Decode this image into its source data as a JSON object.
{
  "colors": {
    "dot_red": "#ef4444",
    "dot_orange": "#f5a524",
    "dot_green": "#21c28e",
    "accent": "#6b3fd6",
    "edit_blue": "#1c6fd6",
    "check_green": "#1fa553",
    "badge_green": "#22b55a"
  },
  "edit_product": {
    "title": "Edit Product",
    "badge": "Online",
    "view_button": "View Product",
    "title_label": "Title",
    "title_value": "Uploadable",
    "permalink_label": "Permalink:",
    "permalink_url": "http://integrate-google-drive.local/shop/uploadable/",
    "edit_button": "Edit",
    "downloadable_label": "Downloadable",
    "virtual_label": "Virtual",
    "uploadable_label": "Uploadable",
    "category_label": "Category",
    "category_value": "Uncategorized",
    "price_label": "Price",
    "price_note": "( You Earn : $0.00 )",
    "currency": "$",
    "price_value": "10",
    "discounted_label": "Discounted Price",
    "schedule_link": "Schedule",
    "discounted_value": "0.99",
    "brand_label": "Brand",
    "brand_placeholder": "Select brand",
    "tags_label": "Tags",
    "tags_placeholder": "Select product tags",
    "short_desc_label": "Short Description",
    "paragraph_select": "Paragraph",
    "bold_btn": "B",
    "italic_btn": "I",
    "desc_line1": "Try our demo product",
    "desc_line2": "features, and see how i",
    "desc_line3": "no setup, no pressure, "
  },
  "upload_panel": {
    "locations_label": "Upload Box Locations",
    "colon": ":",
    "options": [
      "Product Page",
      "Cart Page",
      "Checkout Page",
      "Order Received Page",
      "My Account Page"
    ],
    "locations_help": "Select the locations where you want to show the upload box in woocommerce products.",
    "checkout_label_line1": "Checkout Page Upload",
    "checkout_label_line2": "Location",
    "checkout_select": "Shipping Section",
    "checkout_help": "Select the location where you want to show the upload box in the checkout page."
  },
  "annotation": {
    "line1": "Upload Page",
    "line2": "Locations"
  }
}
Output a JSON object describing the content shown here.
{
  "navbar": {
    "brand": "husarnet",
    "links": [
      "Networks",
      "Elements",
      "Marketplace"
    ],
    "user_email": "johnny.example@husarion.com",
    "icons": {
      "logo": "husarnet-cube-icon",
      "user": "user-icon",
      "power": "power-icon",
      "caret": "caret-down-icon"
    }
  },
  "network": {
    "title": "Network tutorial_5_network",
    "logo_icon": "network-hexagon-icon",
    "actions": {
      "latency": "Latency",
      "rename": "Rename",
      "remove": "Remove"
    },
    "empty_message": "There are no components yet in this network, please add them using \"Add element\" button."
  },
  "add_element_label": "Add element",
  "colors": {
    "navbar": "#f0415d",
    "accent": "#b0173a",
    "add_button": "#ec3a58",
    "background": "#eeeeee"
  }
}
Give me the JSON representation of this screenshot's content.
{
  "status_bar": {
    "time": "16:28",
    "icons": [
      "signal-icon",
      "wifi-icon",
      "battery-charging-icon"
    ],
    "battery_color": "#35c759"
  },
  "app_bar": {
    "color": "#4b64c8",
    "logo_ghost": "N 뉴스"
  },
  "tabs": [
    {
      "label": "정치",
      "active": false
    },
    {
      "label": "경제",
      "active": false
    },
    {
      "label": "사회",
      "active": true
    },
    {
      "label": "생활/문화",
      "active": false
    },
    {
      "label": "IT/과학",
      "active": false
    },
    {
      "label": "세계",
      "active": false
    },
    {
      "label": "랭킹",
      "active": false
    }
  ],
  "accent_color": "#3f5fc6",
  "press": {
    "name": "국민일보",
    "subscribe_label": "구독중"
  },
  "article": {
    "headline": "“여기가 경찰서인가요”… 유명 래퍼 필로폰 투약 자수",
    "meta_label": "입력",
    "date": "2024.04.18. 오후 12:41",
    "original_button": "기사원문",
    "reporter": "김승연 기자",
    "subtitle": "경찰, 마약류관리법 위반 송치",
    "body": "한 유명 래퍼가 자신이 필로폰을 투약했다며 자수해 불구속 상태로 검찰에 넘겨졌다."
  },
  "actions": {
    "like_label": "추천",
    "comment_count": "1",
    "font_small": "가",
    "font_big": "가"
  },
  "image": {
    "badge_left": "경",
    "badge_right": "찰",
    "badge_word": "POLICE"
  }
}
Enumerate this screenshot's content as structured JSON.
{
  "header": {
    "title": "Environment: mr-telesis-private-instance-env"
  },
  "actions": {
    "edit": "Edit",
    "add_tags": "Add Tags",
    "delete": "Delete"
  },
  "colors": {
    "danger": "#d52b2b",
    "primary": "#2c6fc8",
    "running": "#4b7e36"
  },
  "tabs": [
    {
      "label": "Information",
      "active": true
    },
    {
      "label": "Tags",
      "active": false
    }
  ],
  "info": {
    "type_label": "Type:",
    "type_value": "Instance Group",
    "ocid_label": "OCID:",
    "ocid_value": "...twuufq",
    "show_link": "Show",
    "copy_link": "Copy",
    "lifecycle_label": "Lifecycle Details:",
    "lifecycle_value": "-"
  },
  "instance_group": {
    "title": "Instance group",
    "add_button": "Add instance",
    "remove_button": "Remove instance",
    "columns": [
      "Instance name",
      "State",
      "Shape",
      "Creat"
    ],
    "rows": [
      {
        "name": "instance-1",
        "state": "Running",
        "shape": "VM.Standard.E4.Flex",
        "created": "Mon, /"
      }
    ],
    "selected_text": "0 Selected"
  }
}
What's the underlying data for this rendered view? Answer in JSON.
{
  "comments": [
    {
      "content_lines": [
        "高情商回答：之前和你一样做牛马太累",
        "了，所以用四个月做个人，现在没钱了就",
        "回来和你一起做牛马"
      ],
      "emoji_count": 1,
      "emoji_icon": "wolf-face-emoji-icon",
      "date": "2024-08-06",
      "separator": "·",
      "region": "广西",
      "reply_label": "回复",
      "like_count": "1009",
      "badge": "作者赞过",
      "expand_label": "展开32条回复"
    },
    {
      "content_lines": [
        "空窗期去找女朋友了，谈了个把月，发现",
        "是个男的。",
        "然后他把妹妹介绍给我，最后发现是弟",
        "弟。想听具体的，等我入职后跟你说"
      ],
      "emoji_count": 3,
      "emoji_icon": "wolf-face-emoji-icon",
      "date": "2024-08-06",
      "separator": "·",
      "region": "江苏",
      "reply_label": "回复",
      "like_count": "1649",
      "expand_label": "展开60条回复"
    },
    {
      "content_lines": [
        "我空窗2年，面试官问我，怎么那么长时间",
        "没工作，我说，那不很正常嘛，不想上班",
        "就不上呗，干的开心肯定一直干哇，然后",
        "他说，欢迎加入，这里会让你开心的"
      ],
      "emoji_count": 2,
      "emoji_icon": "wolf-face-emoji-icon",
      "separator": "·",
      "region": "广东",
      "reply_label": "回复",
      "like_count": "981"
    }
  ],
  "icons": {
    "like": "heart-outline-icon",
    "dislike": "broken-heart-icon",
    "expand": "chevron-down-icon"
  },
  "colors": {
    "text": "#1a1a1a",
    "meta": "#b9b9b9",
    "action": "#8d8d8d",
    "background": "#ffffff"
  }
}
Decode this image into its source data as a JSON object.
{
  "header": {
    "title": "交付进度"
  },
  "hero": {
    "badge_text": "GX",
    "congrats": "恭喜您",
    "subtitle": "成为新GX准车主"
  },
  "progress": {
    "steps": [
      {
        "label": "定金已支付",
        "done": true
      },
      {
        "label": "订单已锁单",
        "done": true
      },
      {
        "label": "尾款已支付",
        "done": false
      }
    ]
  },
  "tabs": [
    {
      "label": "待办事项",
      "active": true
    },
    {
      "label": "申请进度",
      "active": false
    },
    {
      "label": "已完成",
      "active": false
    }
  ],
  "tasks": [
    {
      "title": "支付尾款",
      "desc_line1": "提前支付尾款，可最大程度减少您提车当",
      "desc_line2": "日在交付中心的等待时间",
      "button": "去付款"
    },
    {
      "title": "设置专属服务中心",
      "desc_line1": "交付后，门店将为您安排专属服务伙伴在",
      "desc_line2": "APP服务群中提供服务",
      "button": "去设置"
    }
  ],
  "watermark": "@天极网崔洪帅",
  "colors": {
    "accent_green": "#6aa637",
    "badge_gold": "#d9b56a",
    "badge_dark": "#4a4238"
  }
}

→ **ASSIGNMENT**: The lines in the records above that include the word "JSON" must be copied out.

→ **FINAL ANSWER**:
Decode this image into its source data as a JSON object.
Output a JSON object describing the content shown here.
Give me the JSON representation of this screenshot's content.
Enumerate this screenshot's content as structured JSON.
What's the underlying data for this rendered view? Answer in JSON.
Decode this image into its source data as a JSON object.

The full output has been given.